#### EXTRACTED DATA ####
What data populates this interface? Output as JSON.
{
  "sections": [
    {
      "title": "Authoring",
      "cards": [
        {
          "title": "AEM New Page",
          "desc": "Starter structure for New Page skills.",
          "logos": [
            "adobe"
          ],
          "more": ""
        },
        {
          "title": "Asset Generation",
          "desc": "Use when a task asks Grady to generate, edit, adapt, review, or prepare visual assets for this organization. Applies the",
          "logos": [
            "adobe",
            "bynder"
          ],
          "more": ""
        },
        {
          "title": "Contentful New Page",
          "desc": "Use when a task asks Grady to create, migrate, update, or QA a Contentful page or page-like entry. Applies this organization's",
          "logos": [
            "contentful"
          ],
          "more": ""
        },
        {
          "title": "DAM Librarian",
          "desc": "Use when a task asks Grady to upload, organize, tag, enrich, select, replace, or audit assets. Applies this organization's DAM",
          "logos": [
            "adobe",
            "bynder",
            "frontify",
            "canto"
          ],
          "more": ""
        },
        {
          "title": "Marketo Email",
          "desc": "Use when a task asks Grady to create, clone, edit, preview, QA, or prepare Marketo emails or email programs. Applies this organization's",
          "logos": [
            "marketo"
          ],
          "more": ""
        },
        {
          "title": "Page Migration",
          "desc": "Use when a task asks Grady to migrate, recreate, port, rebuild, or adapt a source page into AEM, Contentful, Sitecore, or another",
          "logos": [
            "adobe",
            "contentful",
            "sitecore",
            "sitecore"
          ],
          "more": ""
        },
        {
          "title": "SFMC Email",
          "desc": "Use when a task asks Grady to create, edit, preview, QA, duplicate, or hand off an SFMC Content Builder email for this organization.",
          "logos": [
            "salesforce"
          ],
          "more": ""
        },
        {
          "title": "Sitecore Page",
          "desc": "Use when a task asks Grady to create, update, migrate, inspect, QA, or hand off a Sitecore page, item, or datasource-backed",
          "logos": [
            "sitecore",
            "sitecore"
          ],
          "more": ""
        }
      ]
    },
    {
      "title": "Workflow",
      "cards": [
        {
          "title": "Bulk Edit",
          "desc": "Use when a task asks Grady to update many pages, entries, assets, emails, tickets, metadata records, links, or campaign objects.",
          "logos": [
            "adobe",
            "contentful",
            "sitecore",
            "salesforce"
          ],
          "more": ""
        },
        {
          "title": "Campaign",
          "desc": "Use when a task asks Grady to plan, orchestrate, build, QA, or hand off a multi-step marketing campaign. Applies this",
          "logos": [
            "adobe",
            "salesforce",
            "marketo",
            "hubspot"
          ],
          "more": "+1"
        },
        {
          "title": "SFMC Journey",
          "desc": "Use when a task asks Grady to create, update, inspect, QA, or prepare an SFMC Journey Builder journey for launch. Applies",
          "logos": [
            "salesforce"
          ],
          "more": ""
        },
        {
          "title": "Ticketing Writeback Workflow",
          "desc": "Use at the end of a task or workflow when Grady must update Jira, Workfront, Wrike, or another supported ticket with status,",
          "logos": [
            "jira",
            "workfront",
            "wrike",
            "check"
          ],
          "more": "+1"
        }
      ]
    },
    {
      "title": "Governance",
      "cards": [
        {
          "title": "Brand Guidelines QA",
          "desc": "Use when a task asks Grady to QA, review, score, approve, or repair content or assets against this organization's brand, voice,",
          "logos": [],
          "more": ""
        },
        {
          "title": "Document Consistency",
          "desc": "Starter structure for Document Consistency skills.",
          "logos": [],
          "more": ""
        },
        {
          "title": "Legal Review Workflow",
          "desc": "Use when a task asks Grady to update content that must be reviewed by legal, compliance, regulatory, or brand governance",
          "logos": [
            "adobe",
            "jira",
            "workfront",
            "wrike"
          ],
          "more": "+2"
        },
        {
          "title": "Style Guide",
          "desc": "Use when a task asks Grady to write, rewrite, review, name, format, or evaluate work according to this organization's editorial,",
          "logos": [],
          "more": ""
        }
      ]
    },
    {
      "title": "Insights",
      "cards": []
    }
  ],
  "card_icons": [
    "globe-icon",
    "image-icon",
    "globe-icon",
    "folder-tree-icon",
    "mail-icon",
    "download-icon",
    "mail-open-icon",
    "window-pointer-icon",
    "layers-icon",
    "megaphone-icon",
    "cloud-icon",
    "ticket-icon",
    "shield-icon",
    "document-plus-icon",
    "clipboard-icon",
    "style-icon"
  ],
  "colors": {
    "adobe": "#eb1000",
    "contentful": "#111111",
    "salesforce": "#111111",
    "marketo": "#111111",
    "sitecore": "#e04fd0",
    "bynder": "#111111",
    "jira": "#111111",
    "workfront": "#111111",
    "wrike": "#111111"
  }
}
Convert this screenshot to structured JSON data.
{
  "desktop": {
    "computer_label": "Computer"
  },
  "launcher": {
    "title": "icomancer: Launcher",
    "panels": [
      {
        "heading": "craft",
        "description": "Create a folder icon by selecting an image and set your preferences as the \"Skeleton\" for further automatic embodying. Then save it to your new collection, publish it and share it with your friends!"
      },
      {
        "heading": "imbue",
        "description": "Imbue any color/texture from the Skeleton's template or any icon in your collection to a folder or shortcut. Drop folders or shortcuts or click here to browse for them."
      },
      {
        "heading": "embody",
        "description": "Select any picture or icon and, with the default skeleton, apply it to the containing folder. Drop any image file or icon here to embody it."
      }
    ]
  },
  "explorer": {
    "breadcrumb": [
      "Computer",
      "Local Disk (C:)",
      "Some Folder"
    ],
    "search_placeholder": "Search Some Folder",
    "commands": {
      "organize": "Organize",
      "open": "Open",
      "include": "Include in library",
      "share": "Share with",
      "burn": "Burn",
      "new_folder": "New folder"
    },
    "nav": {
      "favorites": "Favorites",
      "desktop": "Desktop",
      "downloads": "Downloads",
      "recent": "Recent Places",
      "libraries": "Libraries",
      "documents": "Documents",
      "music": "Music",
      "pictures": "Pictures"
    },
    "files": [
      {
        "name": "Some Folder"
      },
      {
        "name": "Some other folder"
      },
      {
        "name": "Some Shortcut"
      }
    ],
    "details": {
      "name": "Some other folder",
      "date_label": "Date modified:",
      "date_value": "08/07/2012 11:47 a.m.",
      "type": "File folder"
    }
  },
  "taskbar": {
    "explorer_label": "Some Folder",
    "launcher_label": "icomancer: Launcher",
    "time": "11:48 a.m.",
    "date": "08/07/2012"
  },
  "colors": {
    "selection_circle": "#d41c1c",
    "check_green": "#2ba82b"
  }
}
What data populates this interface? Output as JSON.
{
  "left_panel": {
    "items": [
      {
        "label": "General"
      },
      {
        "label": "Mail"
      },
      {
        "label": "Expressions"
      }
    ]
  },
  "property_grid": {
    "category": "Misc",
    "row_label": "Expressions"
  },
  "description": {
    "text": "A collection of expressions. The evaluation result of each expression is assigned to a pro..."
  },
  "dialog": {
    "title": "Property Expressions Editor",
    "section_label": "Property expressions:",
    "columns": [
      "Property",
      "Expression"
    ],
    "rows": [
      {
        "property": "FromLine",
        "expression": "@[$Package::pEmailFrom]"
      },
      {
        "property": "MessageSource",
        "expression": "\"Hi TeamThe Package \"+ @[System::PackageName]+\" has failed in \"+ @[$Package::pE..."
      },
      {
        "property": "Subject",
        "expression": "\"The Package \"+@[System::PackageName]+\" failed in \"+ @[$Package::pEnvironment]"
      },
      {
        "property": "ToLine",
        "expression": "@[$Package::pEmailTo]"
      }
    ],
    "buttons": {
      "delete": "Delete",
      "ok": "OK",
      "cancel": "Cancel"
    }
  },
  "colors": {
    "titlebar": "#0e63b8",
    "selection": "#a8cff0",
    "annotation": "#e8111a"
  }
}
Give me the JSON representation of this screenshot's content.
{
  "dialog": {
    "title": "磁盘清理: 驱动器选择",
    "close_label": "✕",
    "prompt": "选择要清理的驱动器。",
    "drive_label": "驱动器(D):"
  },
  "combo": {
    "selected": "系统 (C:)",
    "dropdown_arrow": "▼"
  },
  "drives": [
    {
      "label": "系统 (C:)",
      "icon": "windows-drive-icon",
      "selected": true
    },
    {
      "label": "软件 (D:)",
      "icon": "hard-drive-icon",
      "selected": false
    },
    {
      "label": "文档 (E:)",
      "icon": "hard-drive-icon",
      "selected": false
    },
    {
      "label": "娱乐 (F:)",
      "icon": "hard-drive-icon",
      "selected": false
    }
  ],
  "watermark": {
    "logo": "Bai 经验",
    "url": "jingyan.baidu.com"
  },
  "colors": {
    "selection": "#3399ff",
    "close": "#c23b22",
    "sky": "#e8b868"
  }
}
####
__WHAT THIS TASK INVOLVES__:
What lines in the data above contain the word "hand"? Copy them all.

__FINAL ANSWER__:
          "desc": "Use when a task asks Grady to create, edit, preview, QA, duplicate, or hand off an SFMC Content Builder email for this organization.",
          "desc": "Use when a task asks Grady to create, update, migrate, inspect, QA, or hand off a Sitecore page, item, or datasource-backed",
          "desc": "Use when a task asks Grady to plan, orchestrate, build, QA, or hand off a multi-step marketing campaign. Applies this",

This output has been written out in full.